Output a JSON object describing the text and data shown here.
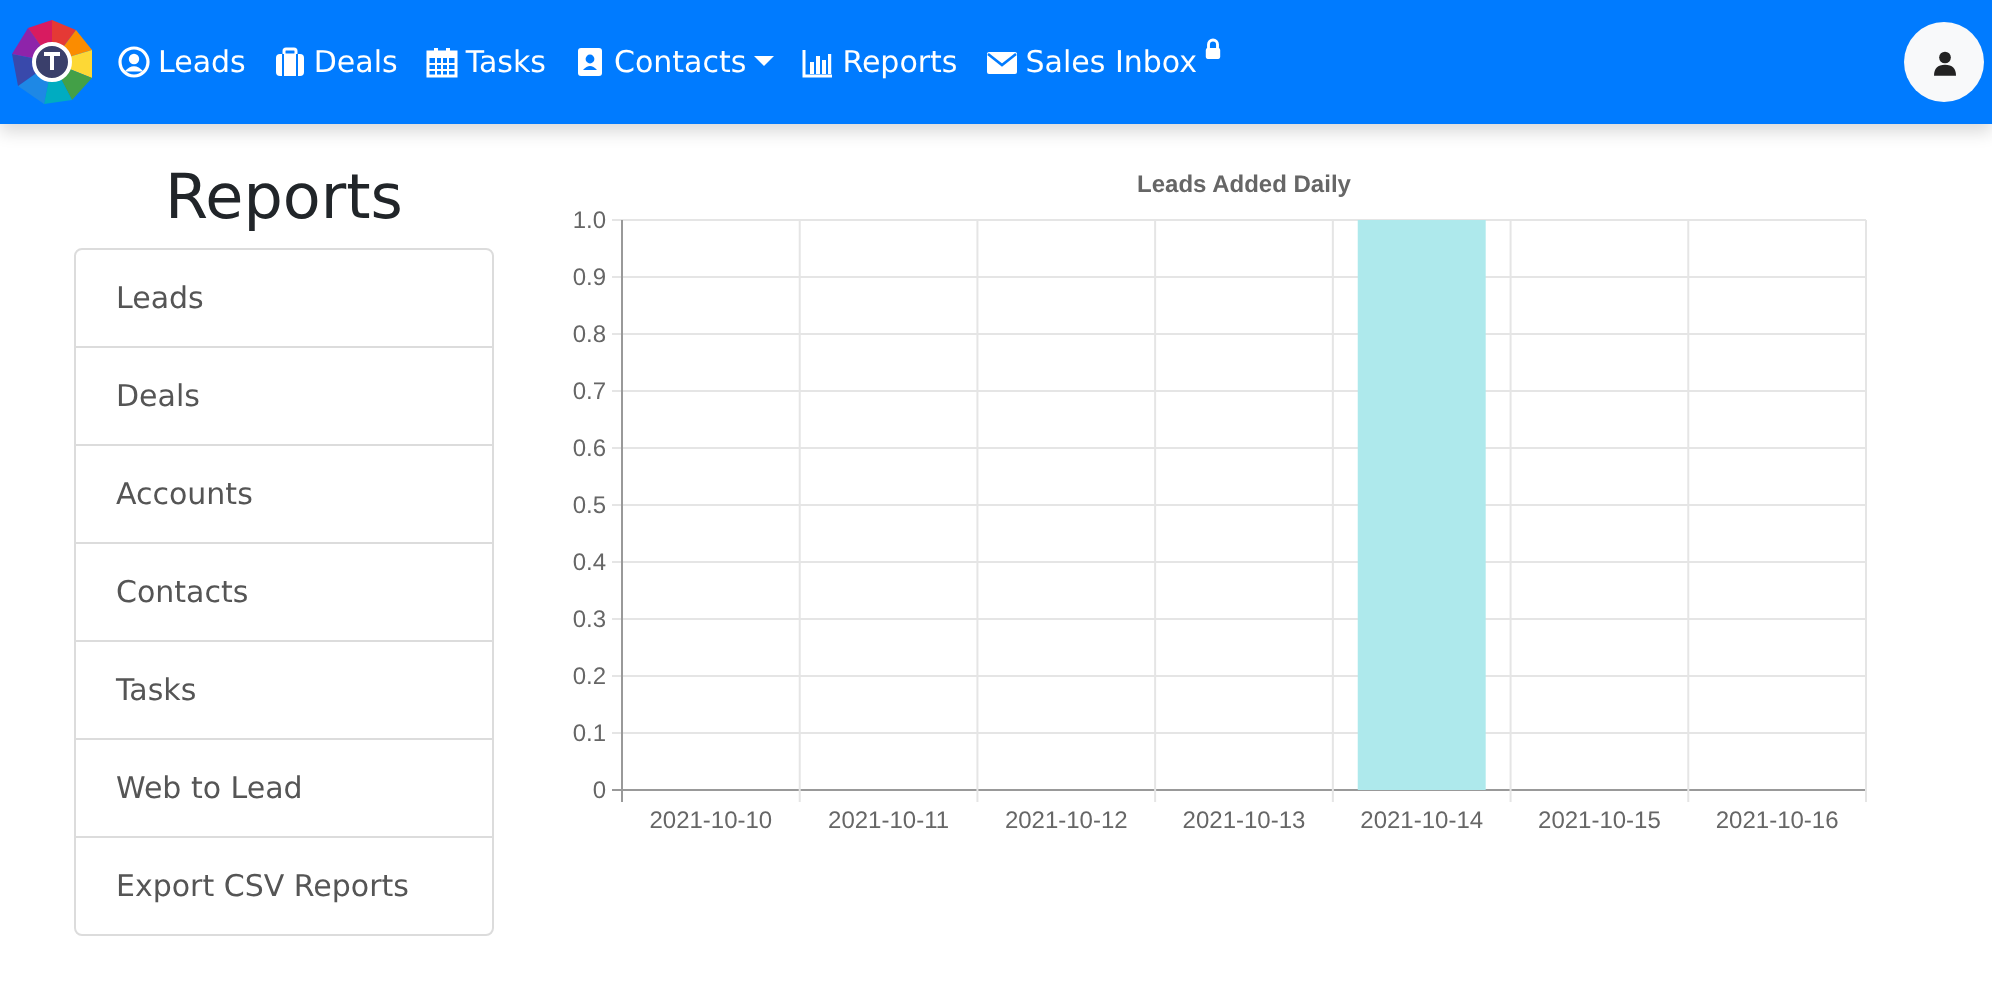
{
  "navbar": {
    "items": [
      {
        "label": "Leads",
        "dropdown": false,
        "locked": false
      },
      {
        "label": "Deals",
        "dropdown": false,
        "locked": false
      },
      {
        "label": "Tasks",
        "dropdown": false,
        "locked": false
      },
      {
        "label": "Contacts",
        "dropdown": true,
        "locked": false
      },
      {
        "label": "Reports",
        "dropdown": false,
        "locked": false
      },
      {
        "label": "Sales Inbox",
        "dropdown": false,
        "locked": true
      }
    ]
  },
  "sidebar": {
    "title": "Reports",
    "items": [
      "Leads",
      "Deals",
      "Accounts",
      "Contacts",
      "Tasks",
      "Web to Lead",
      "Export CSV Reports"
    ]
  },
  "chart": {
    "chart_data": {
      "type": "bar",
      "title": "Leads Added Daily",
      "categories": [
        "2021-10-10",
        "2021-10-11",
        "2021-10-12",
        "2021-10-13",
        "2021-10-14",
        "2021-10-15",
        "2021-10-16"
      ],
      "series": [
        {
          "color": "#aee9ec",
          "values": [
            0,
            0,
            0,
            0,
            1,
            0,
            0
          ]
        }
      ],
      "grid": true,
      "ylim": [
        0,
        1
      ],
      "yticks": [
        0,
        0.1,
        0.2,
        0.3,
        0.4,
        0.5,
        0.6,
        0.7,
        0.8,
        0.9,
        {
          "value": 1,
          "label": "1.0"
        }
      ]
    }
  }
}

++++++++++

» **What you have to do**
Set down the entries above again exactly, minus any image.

» **Written answer**
Output a JSON object describing the text and data shown here.
{
  "navbar": {
    "items": [
      {
        "label": "Leads",
        "dropdown": false,
        "locked": false
      },
      {
        "label": "Deals",
        "dropdown": false,
        "locked": false
      },
      {
        "label": "Tasks",
        "dropdown": false,
        "locked": false
      },
      {
        "label": "Contacts",
        "dropdown": true,
        "locked": false
      },
      {
        "label": "Reports",
        "dropdown": false,
        "locked": false
      },
      {
        "label": "Sales Inbox",
        "dropdown": false,
        "locked": true
      }
    ]
  },
  "sidebar": {
    "title": "Reports",
    "items": [
      "Leads",
      "Deals",
      "Accounts",
      "Contacts",
      "Tasks",
      "Web to Lead",
      "Export CSV Reports"
    ]
  },
  "chart": {
    "chart_data": {
      "type": "bar",
      "title": "Leads Added Daily",
      "categories": [
        "2021-10-10",
        "2021-10-11",
        "2021-10-12",
        "2021-10-13",
        "2021-10-14",
        "2021-10-15",
        "2021-10-16"
      ],
      "series": [
        {
          "color": "#aee9ec",
          "values": [
            0,
            0,
            0,
            0,
            1,
            0,
            0
          ]
        }
      ],
      "grid": true,
      "ylim": [
        0,
        1
      ],
      "yticks": [
        0,
        0.1,
        0.2,
        0.3,
        0.4,
        0.5,
        0.6,
        0.7,
        0.8,
        0.9,
        {
          "value": 1,
          "label": "1.0"
        }
      ]
    }
  }
}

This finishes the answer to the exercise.